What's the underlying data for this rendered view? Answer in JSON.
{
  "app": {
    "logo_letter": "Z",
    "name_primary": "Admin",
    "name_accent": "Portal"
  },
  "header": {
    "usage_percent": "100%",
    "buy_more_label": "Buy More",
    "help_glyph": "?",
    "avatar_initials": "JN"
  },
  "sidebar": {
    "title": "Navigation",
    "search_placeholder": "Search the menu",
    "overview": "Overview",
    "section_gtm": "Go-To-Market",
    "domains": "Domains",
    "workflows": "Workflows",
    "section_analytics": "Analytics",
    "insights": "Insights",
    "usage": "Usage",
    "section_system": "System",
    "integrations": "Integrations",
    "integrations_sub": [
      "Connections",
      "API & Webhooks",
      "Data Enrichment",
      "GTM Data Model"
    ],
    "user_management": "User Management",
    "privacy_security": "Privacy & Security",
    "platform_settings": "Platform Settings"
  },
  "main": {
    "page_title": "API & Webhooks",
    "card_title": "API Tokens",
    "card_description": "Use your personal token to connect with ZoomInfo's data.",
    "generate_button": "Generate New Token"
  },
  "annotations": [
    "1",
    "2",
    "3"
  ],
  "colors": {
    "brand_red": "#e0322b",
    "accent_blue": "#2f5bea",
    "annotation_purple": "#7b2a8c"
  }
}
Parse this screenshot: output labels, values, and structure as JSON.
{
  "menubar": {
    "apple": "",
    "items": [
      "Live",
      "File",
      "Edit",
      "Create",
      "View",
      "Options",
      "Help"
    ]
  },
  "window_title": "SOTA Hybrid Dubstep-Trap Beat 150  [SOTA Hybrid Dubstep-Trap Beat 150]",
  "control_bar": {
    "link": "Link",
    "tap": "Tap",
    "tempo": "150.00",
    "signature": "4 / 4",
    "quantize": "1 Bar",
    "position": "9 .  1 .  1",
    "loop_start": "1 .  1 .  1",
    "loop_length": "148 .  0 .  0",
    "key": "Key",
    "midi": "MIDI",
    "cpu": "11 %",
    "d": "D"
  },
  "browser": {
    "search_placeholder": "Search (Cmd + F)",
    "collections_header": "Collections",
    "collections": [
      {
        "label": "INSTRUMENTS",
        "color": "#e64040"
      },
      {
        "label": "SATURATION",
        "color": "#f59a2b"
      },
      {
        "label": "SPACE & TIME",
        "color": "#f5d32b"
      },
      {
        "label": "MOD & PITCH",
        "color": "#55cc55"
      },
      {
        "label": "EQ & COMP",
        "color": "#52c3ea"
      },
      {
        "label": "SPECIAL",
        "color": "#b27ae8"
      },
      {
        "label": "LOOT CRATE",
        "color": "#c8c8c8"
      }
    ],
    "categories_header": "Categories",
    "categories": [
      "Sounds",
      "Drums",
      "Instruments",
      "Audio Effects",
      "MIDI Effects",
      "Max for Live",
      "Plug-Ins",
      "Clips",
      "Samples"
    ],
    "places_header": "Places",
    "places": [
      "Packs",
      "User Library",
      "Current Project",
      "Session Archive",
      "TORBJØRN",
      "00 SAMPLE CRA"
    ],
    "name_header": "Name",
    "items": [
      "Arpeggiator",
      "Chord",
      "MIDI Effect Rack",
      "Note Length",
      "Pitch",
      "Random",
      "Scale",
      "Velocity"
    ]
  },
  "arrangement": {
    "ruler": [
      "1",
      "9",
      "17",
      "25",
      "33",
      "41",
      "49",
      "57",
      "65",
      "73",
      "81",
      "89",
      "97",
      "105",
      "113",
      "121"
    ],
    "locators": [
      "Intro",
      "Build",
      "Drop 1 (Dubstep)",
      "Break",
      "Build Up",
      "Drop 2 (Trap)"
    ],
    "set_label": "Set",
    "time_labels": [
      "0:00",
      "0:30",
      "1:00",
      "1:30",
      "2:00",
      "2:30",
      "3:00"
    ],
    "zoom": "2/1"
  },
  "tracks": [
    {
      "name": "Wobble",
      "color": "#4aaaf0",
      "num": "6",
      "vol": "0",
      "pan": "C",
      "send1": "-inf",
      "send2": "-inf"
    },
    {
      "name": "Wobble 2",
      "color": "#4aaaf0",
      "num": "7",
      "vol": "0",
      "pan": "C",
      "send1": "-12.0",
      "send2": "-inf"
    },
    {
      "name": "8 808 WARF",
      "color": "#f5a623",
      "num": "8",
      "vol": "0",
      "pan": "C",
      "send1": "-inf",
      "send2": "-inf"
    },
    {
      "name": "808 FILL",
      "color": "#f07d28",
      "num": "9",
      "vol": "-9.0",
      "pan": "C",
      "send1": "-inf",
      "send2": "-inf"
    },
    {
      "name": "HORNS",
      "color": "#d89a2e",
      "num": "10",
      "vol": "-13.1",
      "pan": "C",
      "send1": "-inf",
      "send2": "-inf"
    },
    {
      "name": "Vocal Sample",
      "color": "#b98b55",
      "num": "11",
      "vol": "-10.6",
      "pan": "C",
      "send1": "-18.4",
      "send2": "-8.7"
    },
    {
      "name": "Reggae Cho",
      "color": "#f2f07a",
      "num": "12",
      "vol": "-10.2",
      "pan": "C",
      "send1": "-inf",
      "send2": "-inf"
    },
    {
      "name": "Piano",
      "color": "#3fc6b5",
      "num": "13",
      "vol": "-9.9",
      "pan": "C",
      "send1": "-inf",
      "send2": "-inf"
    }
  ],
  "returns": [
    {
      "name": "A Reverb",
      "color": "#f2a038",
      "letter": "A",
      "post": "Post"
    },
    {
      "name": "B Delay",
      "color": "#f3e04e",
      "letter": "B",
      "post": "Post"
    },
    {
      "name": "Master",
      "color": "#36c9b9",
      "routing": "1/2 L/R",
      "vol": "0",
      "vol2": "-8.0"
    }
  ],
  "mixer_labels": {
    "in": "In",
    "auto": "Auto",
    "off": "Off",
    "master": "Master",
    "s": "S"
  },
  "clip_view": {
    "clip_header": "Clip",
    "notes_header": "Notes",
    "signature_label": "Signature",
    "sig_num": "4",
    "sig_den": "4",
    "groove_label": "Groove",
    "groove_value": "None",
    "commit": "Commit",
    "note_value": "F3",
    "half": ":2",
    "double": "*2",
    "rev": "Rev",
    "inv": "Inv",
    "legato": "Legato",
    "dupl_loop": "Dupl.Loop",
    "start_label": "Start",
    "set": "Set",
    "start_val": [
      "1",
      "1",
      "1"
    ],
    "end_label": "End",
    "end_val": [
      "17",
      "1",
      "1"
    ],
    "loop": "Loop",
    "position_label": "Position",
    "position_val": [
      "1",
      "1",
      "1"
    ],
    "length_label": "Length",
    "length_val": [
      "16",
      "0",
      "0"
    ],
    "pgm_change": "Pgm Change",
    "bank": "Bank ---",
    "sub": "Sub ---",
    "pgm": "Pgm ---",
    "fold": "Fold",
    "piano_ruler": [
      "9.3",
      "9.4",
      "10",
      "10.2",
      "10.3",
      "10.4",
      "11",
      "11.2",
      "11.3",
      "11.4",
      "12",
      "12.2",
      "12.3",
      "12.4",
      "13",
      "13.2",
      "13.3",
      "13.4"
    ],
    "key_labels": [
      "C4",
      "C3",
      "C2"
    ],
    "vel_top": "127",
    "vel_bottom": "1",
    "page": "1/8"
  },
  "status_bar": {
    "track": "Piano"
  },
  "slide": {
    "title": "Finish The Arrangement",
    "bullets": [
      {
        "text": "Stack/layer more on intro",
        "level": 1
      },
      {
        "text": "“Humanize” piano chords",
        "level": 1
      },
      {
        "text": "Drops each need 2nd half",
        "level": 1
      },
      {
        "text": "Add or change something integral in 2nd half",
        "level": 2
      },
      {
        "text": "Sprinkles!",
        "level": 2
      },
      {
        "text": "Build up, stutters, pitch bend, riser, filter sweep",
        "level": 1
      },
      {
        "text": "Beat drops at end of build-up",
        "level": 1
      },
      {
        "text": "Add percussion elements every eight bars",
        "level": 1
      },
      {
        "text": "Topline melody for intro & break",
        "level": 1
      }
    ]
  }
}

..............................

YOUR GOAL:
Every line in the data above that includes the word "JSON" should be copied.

RESPONSE BOX:
What's the underlying data for this rendered view? Answer in JSON.
Parse this screenshot: output labels, values, and structure as JSON.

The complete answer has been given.